Both systems use stereo sound, but their locations differ. On the New Nintendo 3DS XL, the speakers are on both sides of the top screen, whereas on the New Nintendo 2DS XL, they are on the bottom of the handheld. Unfortunately, sound may be muffled due to this change, but as always, the 3DS is best heard with headphones.
While the game card is located on the bottom left in both models, the New Nintendo 2DS XL thankfully adds a cover, which mitigates the chance of accidentally ejecting a cartridge while playing. Additionally, the microSD card slot is found under the cover in the New Nintendo 2DS XL. In order to switch memory cards in the New Nintendo 3DS XL, you need to unscrew the back panel, so the change is certainly a welcome one.
As for the screens themselves, brightness has been kicked up a notch on the New Nintendo 2DS XL. This may cause some issues when playing in natural light, but besides that, image quality has increased vibrancy.

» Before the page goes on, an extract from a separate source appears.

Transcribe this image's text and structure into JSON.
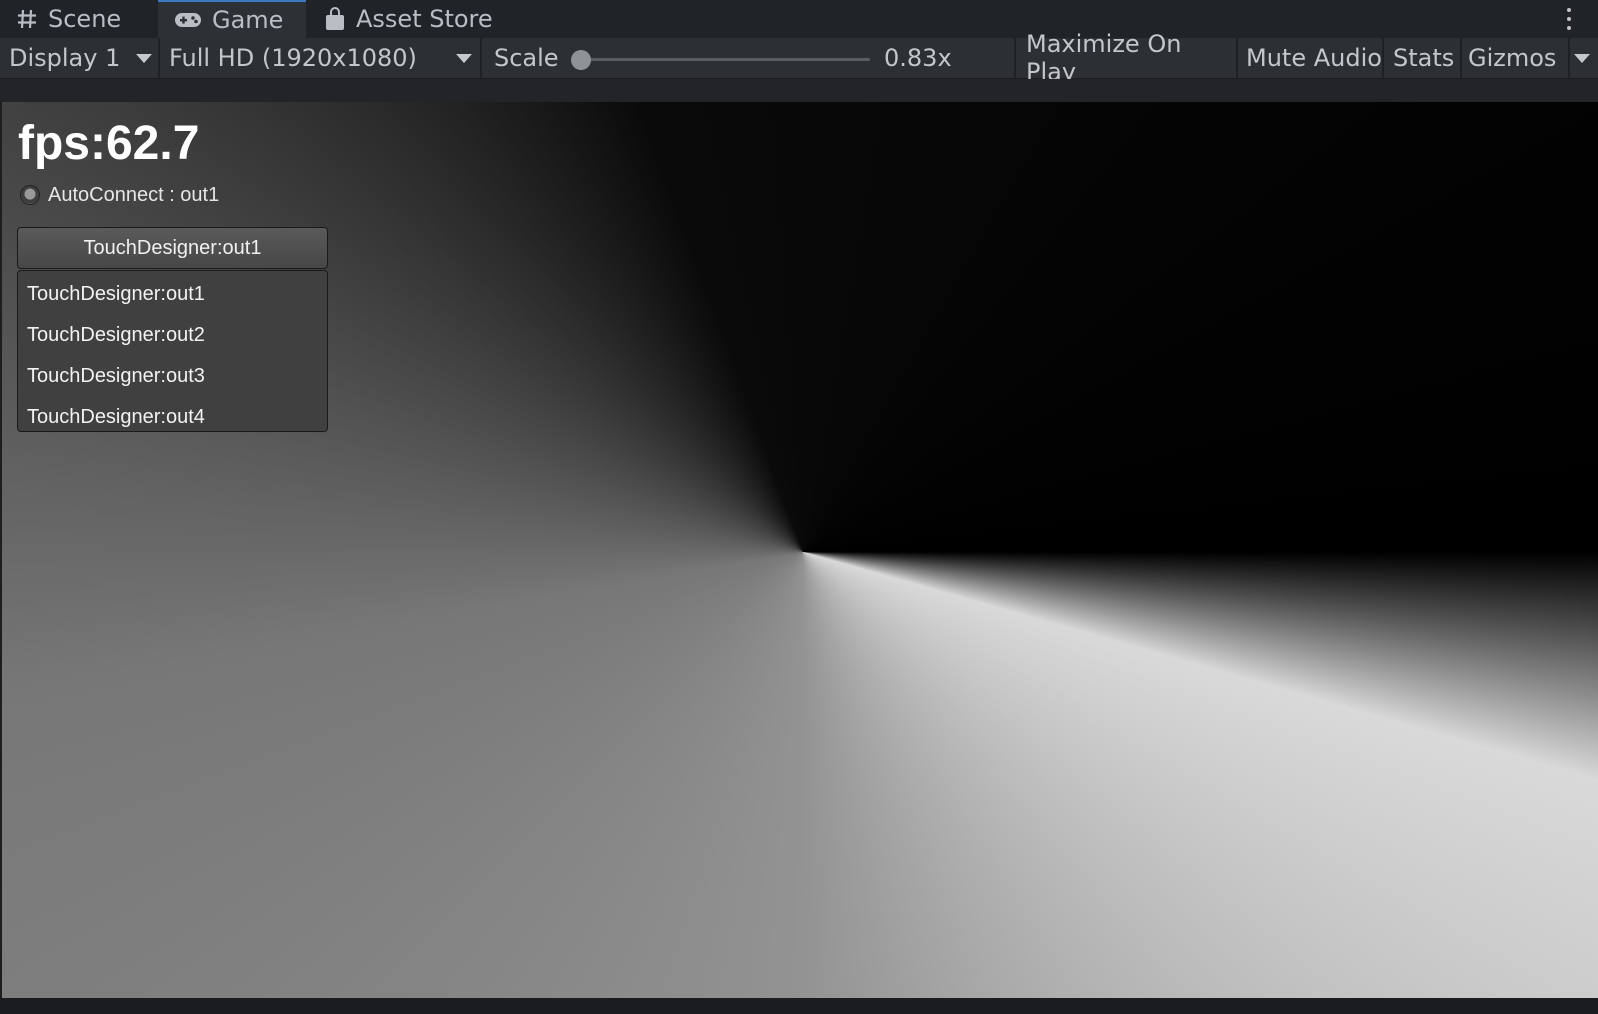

The speaker location and stylus size may be an issue for some, but overall, the changes made to the New Nintendo 2DS XL make it a better-designed handheld than the New Nintendo 3DS XL.

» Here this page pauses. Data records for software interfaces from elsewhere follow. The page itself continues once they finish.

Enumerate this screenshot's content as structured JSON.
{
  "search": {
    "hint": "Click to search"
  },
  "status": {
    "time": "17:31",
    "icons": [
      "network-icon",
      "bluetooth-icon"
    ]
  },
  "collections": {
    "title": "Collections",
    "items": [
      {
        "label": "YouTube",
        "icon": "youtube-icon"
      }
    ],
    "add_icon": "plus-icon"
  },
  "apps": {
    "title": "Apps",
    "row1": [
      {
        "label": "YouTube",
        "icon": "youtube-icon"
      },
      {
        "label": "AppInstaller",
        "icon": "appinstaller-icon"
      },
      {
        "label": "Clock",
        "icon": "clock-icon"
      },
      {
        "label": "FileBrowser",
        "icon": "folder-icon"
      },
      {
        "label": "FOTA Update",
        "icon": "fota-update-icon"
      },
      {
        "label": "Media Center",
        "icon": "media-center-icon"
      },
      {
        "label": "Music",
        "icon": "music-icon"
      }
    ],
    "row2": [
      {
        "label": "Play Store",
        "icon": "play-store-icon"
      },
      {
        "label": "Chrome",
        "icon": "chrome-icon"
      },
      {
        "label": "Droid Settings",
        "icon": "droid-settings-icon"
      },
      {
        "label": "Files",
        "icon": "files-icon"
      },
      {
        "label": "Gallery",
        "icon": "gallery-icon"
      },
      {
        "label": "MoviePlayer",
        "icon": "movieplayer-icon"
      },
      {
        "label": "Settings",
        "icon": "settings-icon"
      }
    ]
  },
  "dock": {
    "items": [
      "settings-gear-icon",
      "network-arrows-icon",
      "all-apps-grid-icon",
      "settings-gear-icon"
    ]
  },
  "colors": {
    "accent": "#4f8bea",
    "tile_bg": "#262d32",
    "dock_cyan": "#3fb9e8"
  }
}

Winner: New Nintendo 2DS XL
3D: A big but largely unimportant difference
As clued in by its name, the New Nintendo 2DS XL lacks the initial differentiating factor of the 3DS family of systems: 3D. When the 3DS launched in 2011, one of its most intriguing selling points was its stereoscopic (sans glasses) 3D. However, as the years have passed, the interest in 3D has died down. If you ask a longtime 3DS owner how often they turn on 3D when playing their 3DS, chances are they will tell you that they rarely use the feature.

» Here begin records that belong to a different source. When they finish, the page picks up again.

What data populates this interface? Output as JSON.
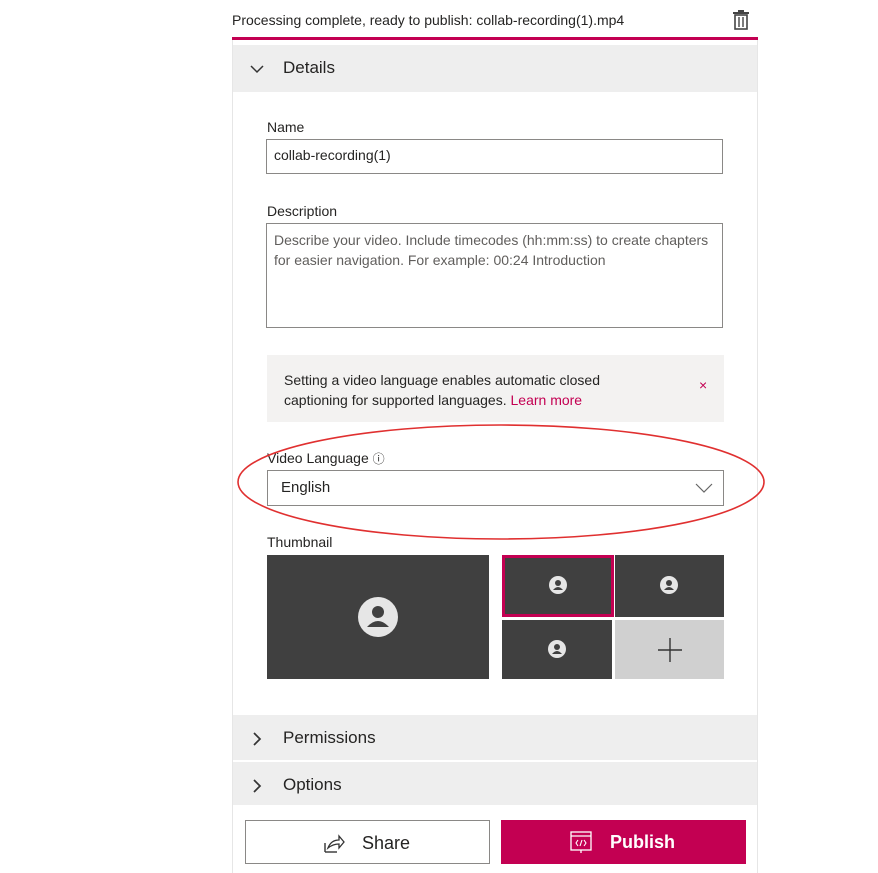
{
  "status": {
    "message": "Processing complete, ready to publish: collab-recording(1).mp4",
    "delete_icon": "trash-icon"
  },
  "sections": {
    "details": {
      "label": "Details",
      "expanded": true
    },
    "permissions": {
      "label": "Permissions",
      "expanded": false
    },
    "options": {
      "label": "Options",
      "expanded": false
    }
  },
  "form": {
    "name_label": "Name",
    "name_value": "collab-recording(1)",
    "description_label": "Description",
    "description_placeholder": "Describe your video. Include timecodes (hh:mm:ss) to create chapters for easier navigation. For example: 00:24 Introduction",
    "banner_text": "Setting a video language enables automatic closed captioning for supported languages.",
    "banner_link": "Learn more",
    "banner_close": "×",
    "language_label": "Video Language",
    "language_info_icon": "ⓘ",
    "language_value": "English",
    "thumbnail_label": "Thumbnail"
  },
  "thumbnails": {
    "selected_index": 0,
    "add_icon": "plus-icon"
  },
  "actions": {
    "share_label": "Share",
    "publish_label": "Publish"
  },
  "colors": {
    "accent": "#c30052",
    "thumbnail_bg": "#404040",
    "section_bg": "#eeeeee",
    "annotation": "#e03030"
  }
}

While some games in the 3DS library were designed for 3D use — like the early system seller Super Mario 3D Land — it’s not something that you are likely to use a lot. Turning on the 3D to see how a game looks is one thing, but actually playing the game for any sizable duration of time with the slider on is another. The 3D tends to strain your eyes after just a bit of time.
While the New Nintendo 3DS XL technically has a leg up on the 2DS XL here, the difference in price may be worth the sacrifice.
Winner: New Nintendo 3DS XL (technically)
Performance and games
Under the hood, the handhelds mirror one another. Both are enhanced by better processors than early 3DS models, meaning that every great game in the 3DS library will play best on either option.
The extensive library of 3DS hits, including the handful of New Nintendo 3DS XL exclusives (most notably, Xenoblade Chronicles 3D and The Binding of Isaac: Rebirth), can be played on the New Nintendo 2DS XL without a hitch.
Price and availability
The New Nintendo 3DS XL retails for $150. Colors have varied since launch, but right now, you are most likely to find black, Galaxy Blue, and red. However, you can pick up a refurbished Nintendo 3DS XL for as low as $120. If you’re not committed to a brand new version of this system, getting a refurbished one may be a great way to go.
The New Nintendo 2DS XL retails for $120. There are three different Mario Kart 7 bundles (black and turquoise, orange and white, and purple and silver). Additionally, there are a few other colors you can choose from that aren’t bundled: Black and turquoise, white and orange, purple, and a Pokéball design.
The price difference at this time isn’t too great. However, factor in that the New Nintendo 2DS XL comes with an AC adapter, whereas you have to buy a charger separately when picking up the New Nintendo 3DS XL. Chargers can be found for $10 or less, but it still lengthens the price difference a bit.
Winner: New Nintendo 2DS XL
If you’re in the market for a dedicated Nintendo handheld, you can’t go wrong with either the New Nintendo 2DS XL or the New Nintendo 3DS XL. Still, with a slew of mostly-appreciated design changes, the New Nintendo 2DS XL wins this battle.
Winner: The New Nintendo 2DS XL